*** RECORDS FOR THE EXERCISE ***

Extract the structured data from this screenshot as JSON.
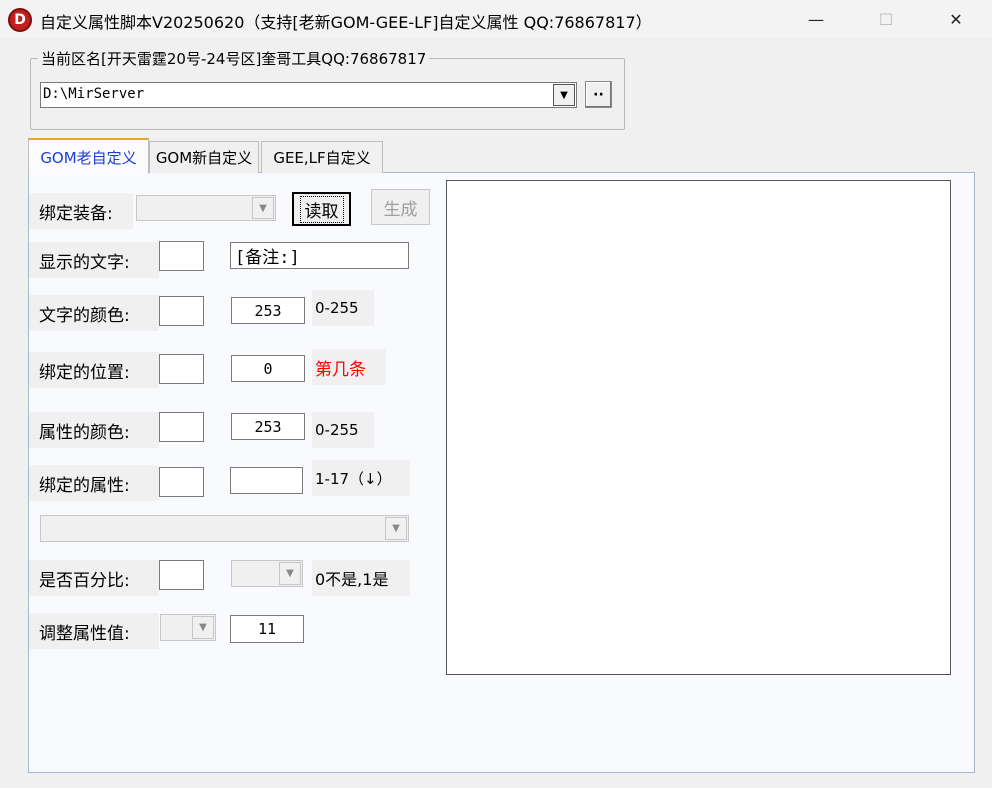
{
  "window": {
    "app_icon_letter": "D",
    "title": "自定义属性脚本V20250620（支持[老新GOM-GEE-LF]自定义属性 QQ:76867817）",
    "min_glyph": "—",
    "max_glyph": "☐",
    "close_glyph": "✕"
  },
  "server": {
    "legend": "当前区名[开天雷霆20号-24号区]奎哥工具QQ:76867817",
    "path_value": "D:\\MirServer",
    "browse_label": "··"
  },
  "tabs": [
    {
      "label": "GOM老自定义"
    },
    {
      "label": "GOM新自定义"
    },
    {
      "label": "GEE,LF自定义"
    }
  ],
  "form": {
    "bind_equip_label": "绑定装备:",
    "read_button": "读取",
    "generate_button": "生成",
    "display_text_label": "显示的文字:",
    "display_text_value": "[备注:]",
    "text_color_label": "文字的颜色:",
    "text_color_value": "253",
    "text_color_hint": "0-255",
    "bind_pos_label": "绑定的位置:",
    "bind_pos_value": "0",
    "bind_pos_hint": "第几条",
    "attr_color_label": "属性的颜色:",
    "attr_color_value": "253",
    "attr_color_hint": "0-255",
    "bind_attr_label": "绑定的属性:",
    "bind_attr_value": "",
    "bind_attr_hint": "1-17（↓）",
    "percent_label": "是否百分比:",
    "percent_hint": "0不是,1是",
    "adjust_label": "调整属性值:",
    "adjust_value": "11"
  },
  "colors": {
    "active_tab_text": "#1b3fd0",
    "active_tab_accent": "#e6a52c",
    "hint_red": "#ff0000",
    "disabled_text": "#9e9e9e"
  }
}
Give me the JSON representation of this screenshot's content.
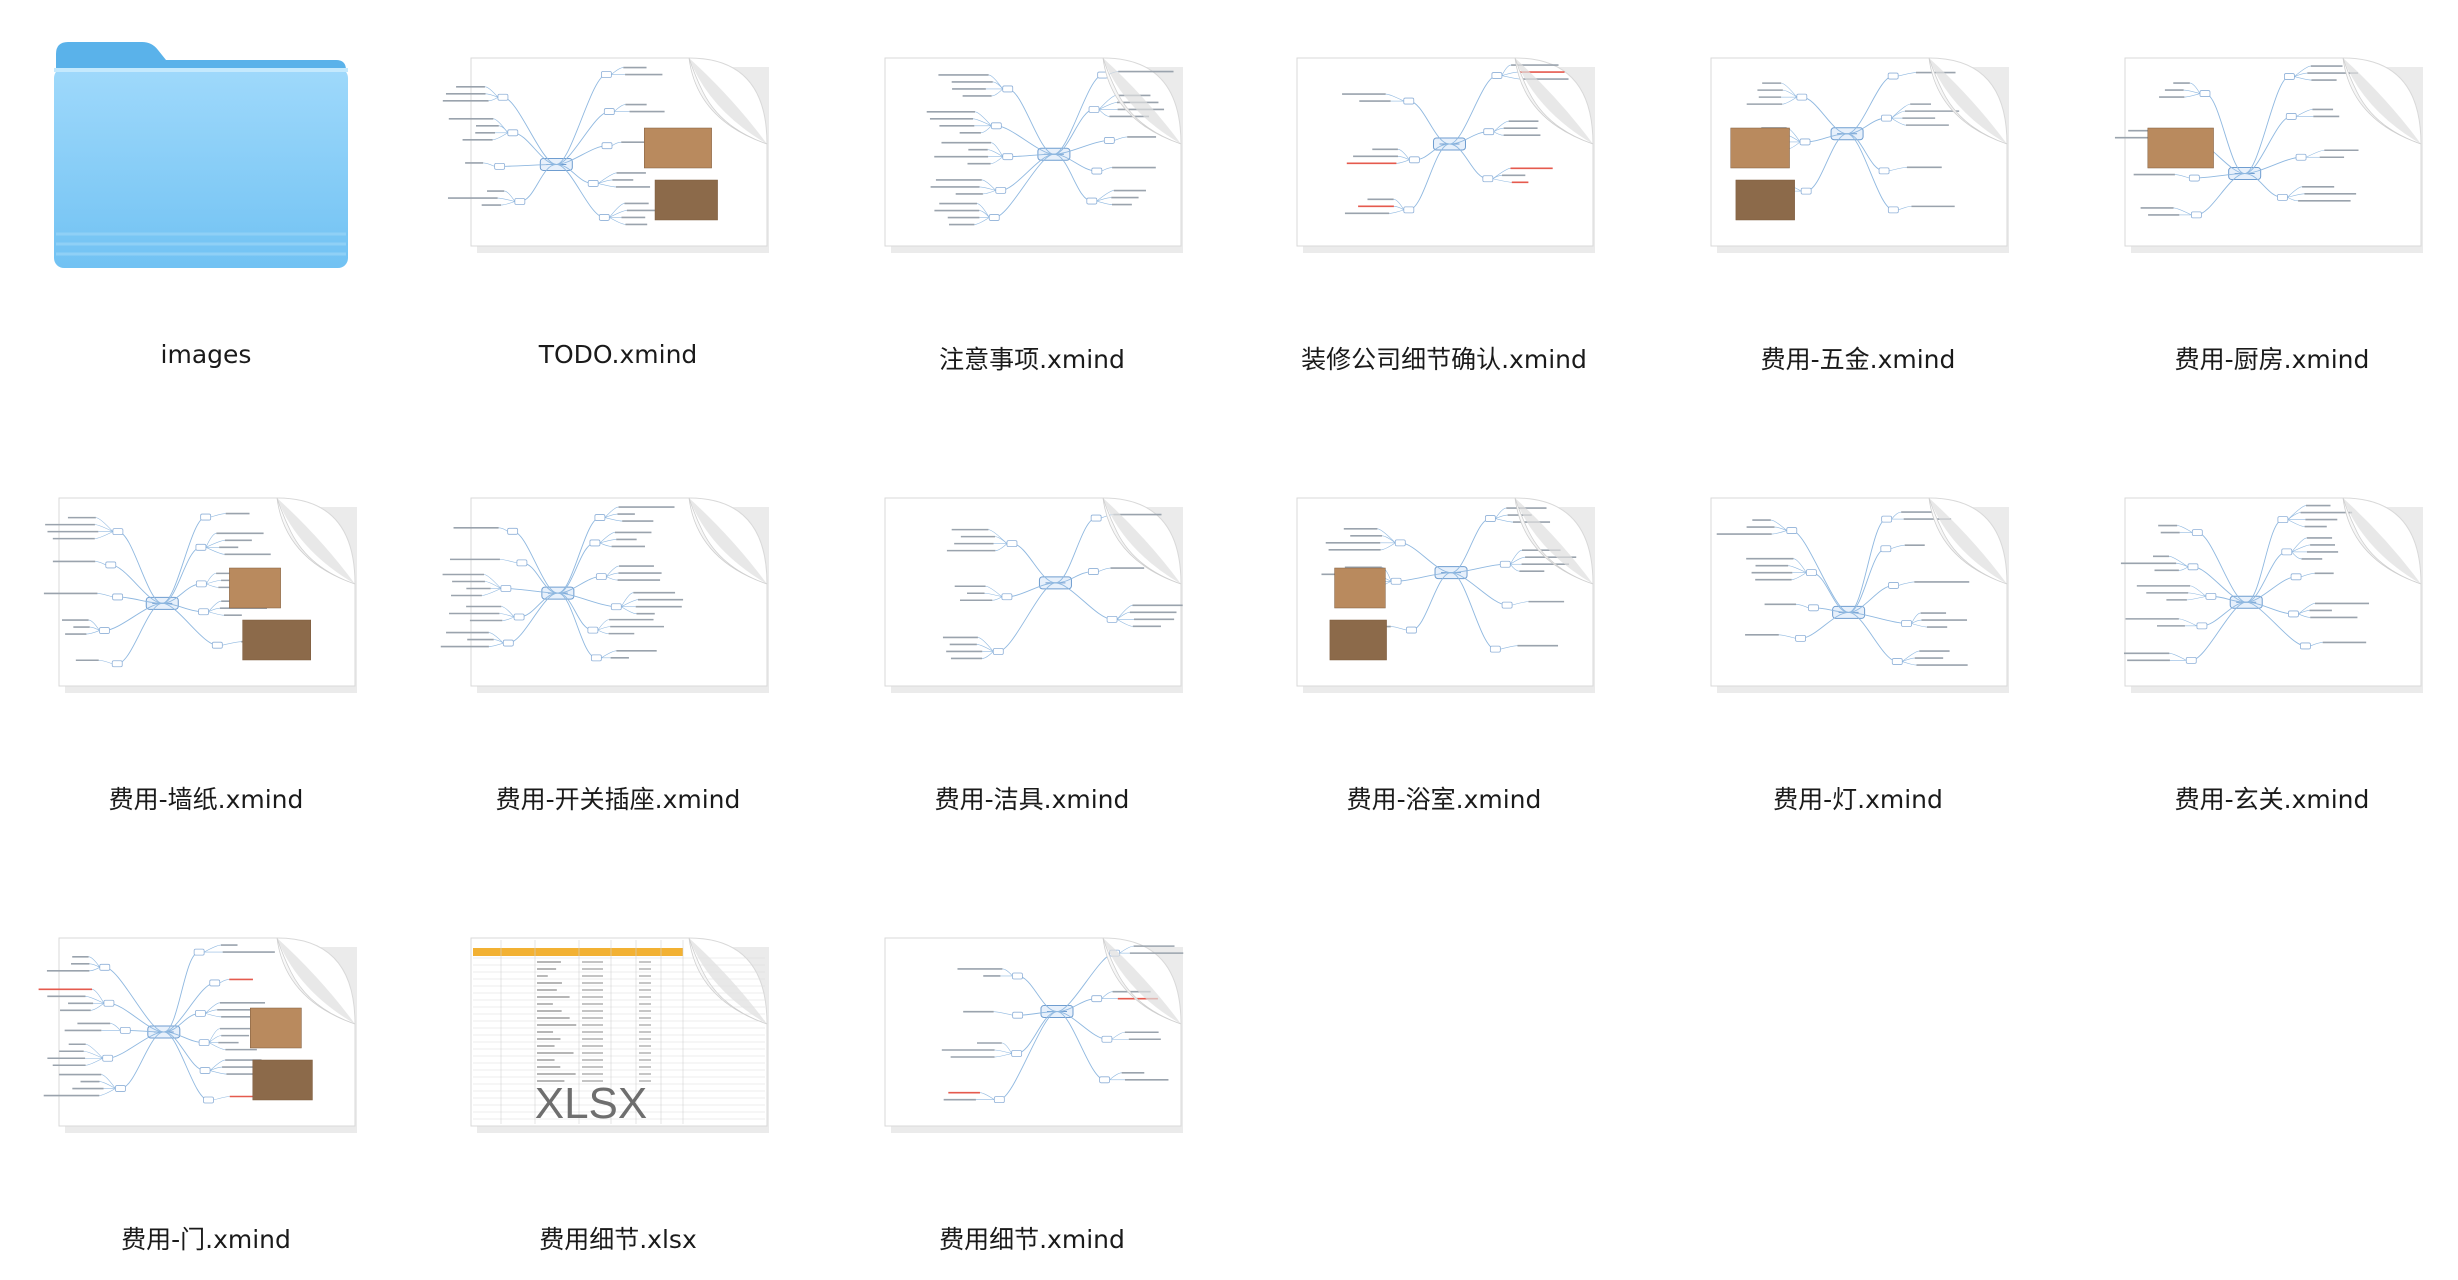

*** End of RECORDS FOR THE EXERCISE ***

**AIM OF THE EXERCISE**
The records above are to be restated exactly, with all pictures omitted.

**ANSWER TO THIS EXERCISE**
Extract the structured data from this screenshot as JSON.
{
  "window": {
    "app_icon_letter": "D",
    "title": "自定义属性脚本V20250620（支持[老新GOM-GEE-LF]自定义属性 QQ:76867817）",
    "min_glyph": "—",
    "max_glyph": "☐",
    "close_glyph": "✕"
  },
  "server": {
    "legend": "当前区名[开天雷霆20号-24号区]奎哥工具QQ:76867817",
    "path_value": "D:\\MirServer",
    "browse_label": "··"
  },
  "tabs": [
    {
      "label": "GOM老自定义"
    },
    {
      "label": "GOM新自定义"
    },
    {
      "label": "GEE,LF自定义"
    }
  ],
  "form": {
    "bind_equip_label": "绑定装备:",
    "read_button": "读取",
    "generate_button": "生成",
    "display_text_label": "显示的文字:",
    "display_text_value": "[备注:]",
    "text_color_label": "文字的颜色:",
    "text_color_value": "253",
    "text_color_hint": "0-255",
    "bind_pos_label": "绑定的位置:",
    "bind_pos_value": "0",
    "bind_pos_hint": "第几条",
    "attr_color_label": "属性的颜色:",
    "attr_color_value": "253",
    "attr_color_hint": "0-255",
    "bind_attr_label": "绑定的属性:",
    "bind_attr_value": "",
    "bind_attr_hint": "1-17（↓）",
    "percent_label": "是否百分比:",
    "percent_hint": "0不是,1是",
    "adjust_label": "调整属性值:",
    "adjust_value": "11"
  },
  "colors": {
    "active_tab_text": "#1b3fd0",
    "active_tab_accent": "#e6a52c",
    "hint_red": "#ff0000",
    "disabled_text": "#9e9e9e"
  }
}
Give me the JSON representation of this screenshot's content.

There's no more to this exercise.